Credit: Matt Kennedy

If you've ever wondered where Kristen Stewart gets that charming edge from, just ask her mother! Seasoned Hollywood script-supervisor Jules Stewart makes her directorial debut with K-11, a gripping prison drama that's a far cry from her daughter's Twilight Saga blockbusters.

"I can't watch Spider-Man anymore," Jules tells Us Weekly. "I just can't watch six variations of the same thing -- it just makes me a little crazy." Instead, Jules sought out to make a film that she hoped would make people think a little bit more about something unique and different.

Set inside a section of the Los Angeles County Jail reserved for LGBT inmates, K-11 explores the politics of race and gender equality through Raymond Saxx (Goran Visnjik), a businessman who is forced to deal with violence, crooked cops and a manipulative transgendered inmate named Mousey (Kate Del Castillo) on his quest to escape K-11, all while piecing together how he ended up there in the first place.

"In the dorm, there's no racial issues -- they're all gay or transgender," Jules says. "That's what holds them together. So race is not an issue, which was a big message in this film. . . It doesn't matter what color you are, everybody is the same."

The film also stars Portia Doubleday as Butterfly, a role that Kristen had originally attached herself to six years ago while she was filming the first Twilight movie. The unexpected success of the franchise took Kristen's career in a completely different direction.

"She kept working and she kept working and she kept working," Jules explains. "And she got really big and we were still really small and I was like, 'Go! Go do Snow White, please, go make those big films honey, that's wonderful!'"
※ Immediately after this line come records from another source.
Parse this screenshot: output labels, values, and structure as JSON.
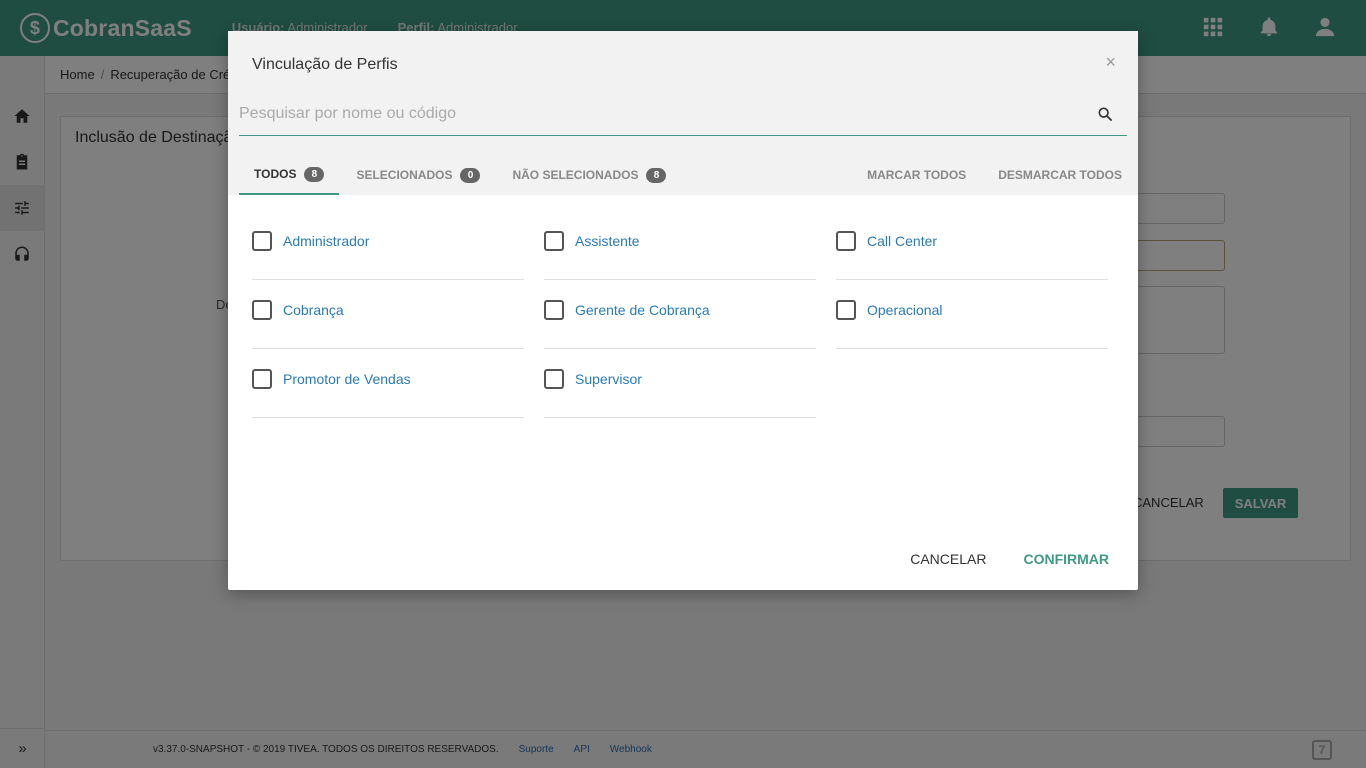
{
  "app": {
    "name": "CobranSaaS",
    "logo_glyph": "$"
  },
  "header": {
    "user_label": "Usuário:",
    "user_value": "Administrador",
    "profile_label": "Perfil:",
    "profile_value": "Administrador",
    "icons": [
      "apps-grid-icon",
      "bell-icon",
      "user-icon"
    ]
  },
  "sidebar": {
    "items": [
      "home-icon",
      "clipboard-icon",
      "sliders-icon",
      "headset-icon"
    ],
    "expand_glyph": "»"
  },
  "breadcrumb": {
    "home": "Home",
    "current": "Recuperação de Cré"
  },
  "background_card": {
    "title": "Inclusão de Destinaçã",
    "label_partial": "De",
    "cancel": "CANCELAR",
    "save": "SALVAR"
  },
  "footer": {
    "version": "v3.37.0-SNAPSHOT - © 2019 TIVEA. TODOS OS DIREITOS RESERVADOS.",
    "links": [
      "Suporte",
      "API",
      "Webhook"
    ],
    "logo_glyph": "7"
  },
  "modal": {
    "title": "Vinculação de Perfis",
    "close": "×",
    "search_placeholder": "Pesquisar por nome ou código",
    "tabs": [
      {
        "label": "TODOS",
        "count": "8"
      },
      {
        "label": "SELECIONADOS",
        "count": "0"
      },
      {
        "label": "NÃO SELECIONADOS",
        "count": "8"
      }
    ],
    "mark_all": "MARCAR TODOS",
    "unmark_all": "DESMARCAR TODOS",
    "profiles": [
      "Administrador",
      "Assistente",
      "Call Center",
      "Cobrança",
      "Gerente de Cobrança",
      "Operacional",
      "Promotor de Vendas",
      "Supervisor"
    ],
    "cancel": "CANCELAR",
    "confirm": "CONFIRMAR"
  }
}
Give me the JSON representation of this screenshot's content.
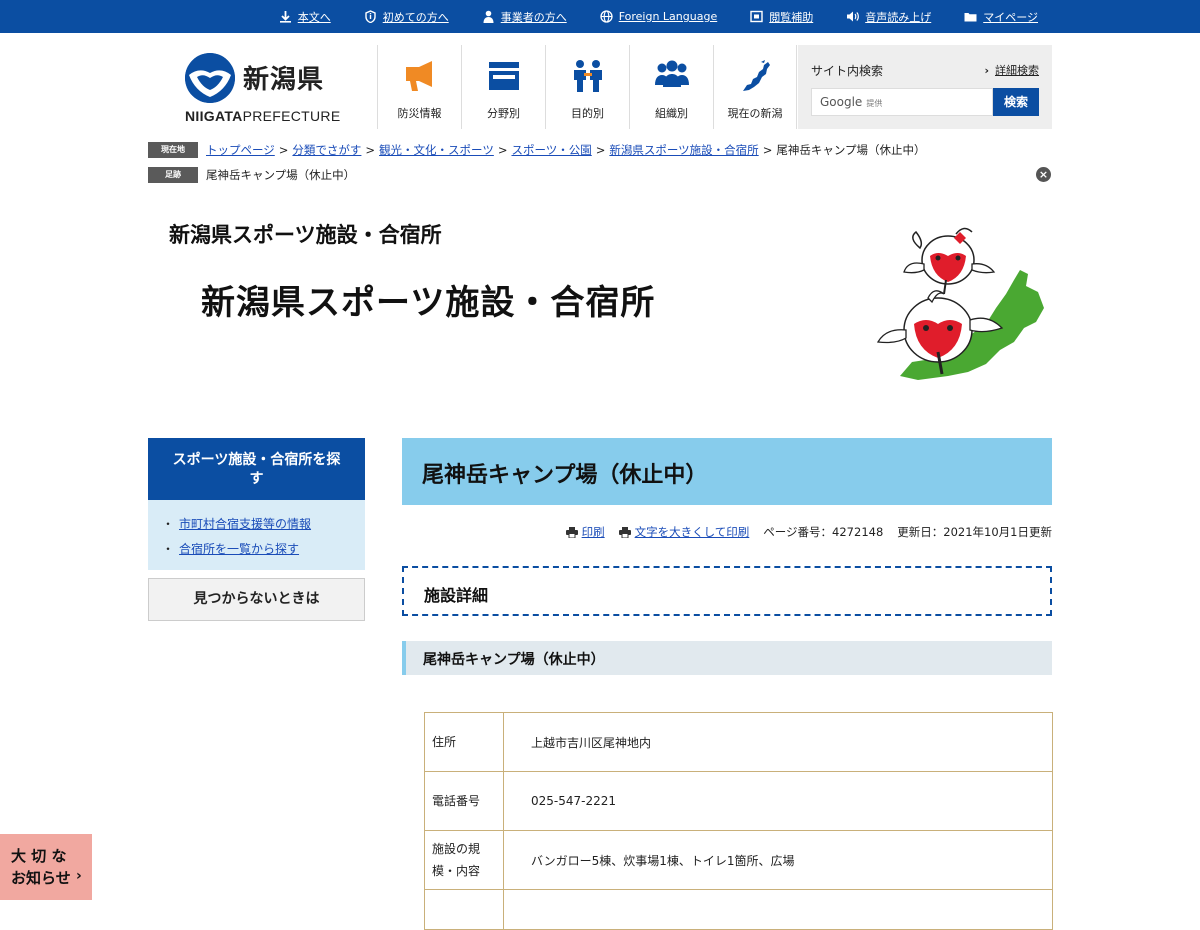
{
  "topbar": {
    "links": [
      {
        "label": "本文へ",
        "icon": "arrow-down-icon"
      },
      {
        "label": "初めての方へ",
        "icon": "info-shield-icon"
      },
      {
        "label": "事業者の方へ",
        "icon": "person-icon"
      },
      {
        "label": "Foreign Language",
        "icon": "globe-icon"
      },
      {
        "label": "閲覧補助",
        "icon": "display-icon"
      },
      {
        "label": "音声読み上げ",
        "icon": "speaker-icon"
      },
      {
        "label": "マイページ",
        "icon": "folder-icon"
      }
    ]
  },
  "logo": {
    "title": "新潟県",
    "sub_bold": "NIIGATA",
    "sub_rest": "PREFECTURE"
  },
  "nav": [
    {
      "label": "防災情報",
      "icon": "megaphone-icon",
      "color": "#f08a24"
    },
    {
      "label": "分野別",
      "icon": "tray-icon",
      "color": "#0b4ea2"
    },
    {
      "label": "目的別",
      "icon": "two-people-icon",
      "color": "#0b4ea2"
    },
    {
      "label": "組織別",
      "icon": "group-icon",
      "color": "#0b4ea2"
    },
    {
      "label": "現在の新潟",
      "icon": "niigata-map-icon",
      "color": "#0b4ea2"
    }
  ],
  "search": {
    "label": "サイト内検索",
    "advanced": "詳細検索",
    "google_text": "Google",
    "provided": "提供",
    "button": "検索"
  },
  "breadcrumb": {
    "tag": "現在地",
    "links": [
      "トップページ",
      "分類でさがす",
      "観光・文化・スポーツ",
      "スポーツ・公園",
      "新潟県スポーツ施設・合宿所"
    ],
    "current": "尾神岳キャンプ場（休止中）",
    "separator": ">"
  },
  "footprint": {
    "tag": "足跡",
    "item": "尾神岳キャンプ場（休止中）"
  },
  "banner": {
    "small": "新潟県スポーツ施設・合宿所",
    "big": "新潟県スポーツ施設・合宿所"
  },
  "sidebar": {
    "heading": "スポーツ施設・合宿所を探す",
    "items": [
      "市町村合宿支援等の情報",
      "合宿所を一覧から探す"
    ],
    "button": "見つからないときは"
  },
  "main": {
    "title": "尾神岳キャンプ場（休止中）",
    "print": "印刷",
    "print_large": "文字を大きくして印刷",
    "page_number": "ページ番号：4272148",
    "updated": "更新日：2021年10月1日更新",
    "section": "施設詳細",
    "subsection": "尾神岳キャンプ場（休止中）"
  },
  "table": {
    "rows": [
      {
        "key": "住所",
        "value": "上越市吉川区尾神地内"
      },
      {
        "key": "電話番号",
        "value": "025-547-2221"
      },
      {
        "key": "施設の規模・内容",
        "value": "バンガロー5棟、炊事場1棟、トイレ1箇所、広場"
      },
      {
        "key": "",
        "value": ""
      }
    ]
  },
  "notice": {
    "line1": "大 切 な",
    "line2": "お知らせ",
    "arrow": "›"
  },
  "colors": {
    "primary": "#0b4ea2",
    "title_bg": "#87ccec",
    "sidebar_bg": "#d9ecf7",
    "notice_bg": "#f1a8a0",
    "table_border": "#c9b07a"
  }
}
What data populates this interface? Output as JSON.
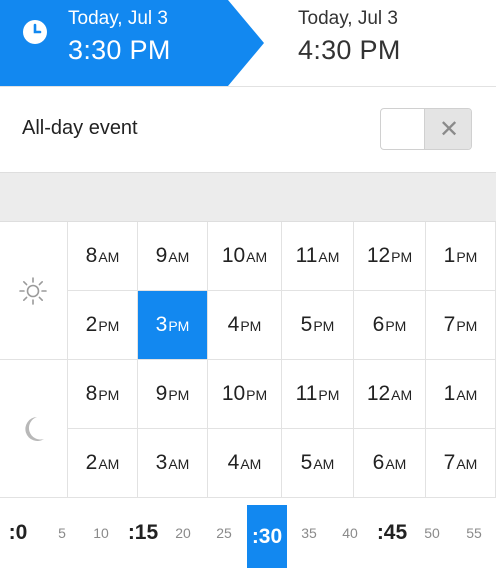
{
  "header": {
    "start_date": "Today, Jul 3",
    "start_time": "3:30 PM",
    "end_date": "Today, Jul 3",
    "end_time": "4:30 PM",
    "start_icon": "clock-icon"
  },
  "all_day": {
    "label": "All-day event",
    "enabled": false,
    "toggle_icon": "x-icon"
  },
  "hours": {
    "day_icon": "sun-icon",
    "night_icon": "moon-icon",
    "selected": "3PM",
    "rows": [
      [
        {
          "n": "8",
          "ap": "AM"
        },
        {
          "n": "9",
          "ap": "AM"
        },
        {
          "n": "10",
          "ap": "AM"
        },
        {
          "n": "11",
          "ap": "AM"
        },
        {
          "n": "12",
          "ap": "PM"
        },
        {
          "n": "1",
          "ap": "PM"
        }
      ],
      [
        {
          "n": "2",
          "ap": "PM"
        },
        {
          "n": "3",
          "ap": "PM"
        },
        {
          "n": "4",
          "ap": "PM"
        },
        {
          "n": "5",
          "ap": "PM"
        },
        {
          "n": "6",
          "ap": "PM"
        },
        {
          "n": "7",
          "ap": "PM"
        }
      ],
      [
        {
          "n": "8",
          "ap": "PM"
        },
        {
          "n": "9",
          "ap": "PM"
        },
        {
          "n": "10",
          "ap": "PM"
        },
        {
          "n": "11",
          "ap": "PM"
        },
        {
          "n": "12",
          "ap": "AM"
        },
        {
          "n": "1",
          "ap": "AM"
        }
      ],
      [
        {
          "n": "2",
          "ap": "AM"
        },
        {
          "n": "3",
          "ap": "AM"
        },
        {
          "n": "4",
          "ap": "AM"
        },
        {
          "n": "5",
          "ap": "AM"
        },
        {
          "n": "6",
          "ap": "AM"
        },
        {
          "n": "7",
          "ap": "AM"
        }
      ]
    ]
  },
  "minutes": {
    "selected": ":30",
    "items": [
      {
        "label": ":0",
        "major": true
      },
      {
        "label": "5",
        "major": false
      },
      {
        "label": "10",
        "major": false
      },
      {
        "label": ":15",
        "major": true
      },
      {
        "label": "20",
        "major": false
      },
      {
        "label": "25",
        "major": false
      },
      {
        "label": ":30",
        "major": true
      },
      {
        "label": "35",
        "major": false
      },
      {
        "label": "40",
        "major": false
      },
      {
        "label": ":45",
        "major": true
      },
      {
        "label": "50",
        "major": false
      },
      {
        "label": "55",
        "major": false
      }
    ]
  },
  "colors": {
    "accent": "#1288f0",
    "grid_line": "#e2e2e2",
    "band": "#ececec"
  }
}
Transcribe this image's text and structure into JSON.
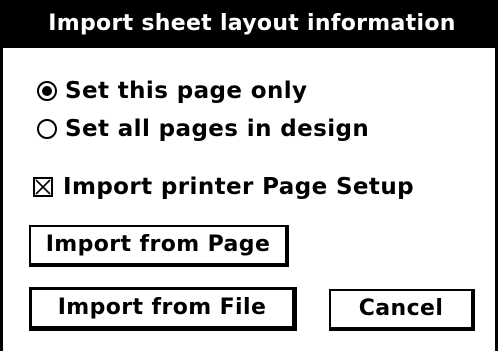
{
  "dialog": {
    "title": "Import sheet layout information",
    "options": [
      {
        "label": "Set this page only",
        "selected": true
      },
      {
        "label": "Set all pages in design",
        "selected": false
      }
    ],
    "checkbox": {
      "label": "Import printer Page Setup",
      "checked": true
    },
    "buttons": {
      "import_from_page": "Import from Page",
      "import_from_file": "Import from File",
      "cancel": "Cancel"
    }
  }
}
Kristen does have a small part in the film as a secretary who picks up a very important phone call. Though Jules stands by her decision to recast her daughter's original role, the filmmaker still believes that Kristen would have done the part justice. "Kristen has a dark side," she tells Us. "Kristen has the edge -- thank god, right?"

K-11 will be released on March 15 in 15 cities across the U.S. and will be available On Demand through local cable companies. Visit for more information on where K-11 is playing.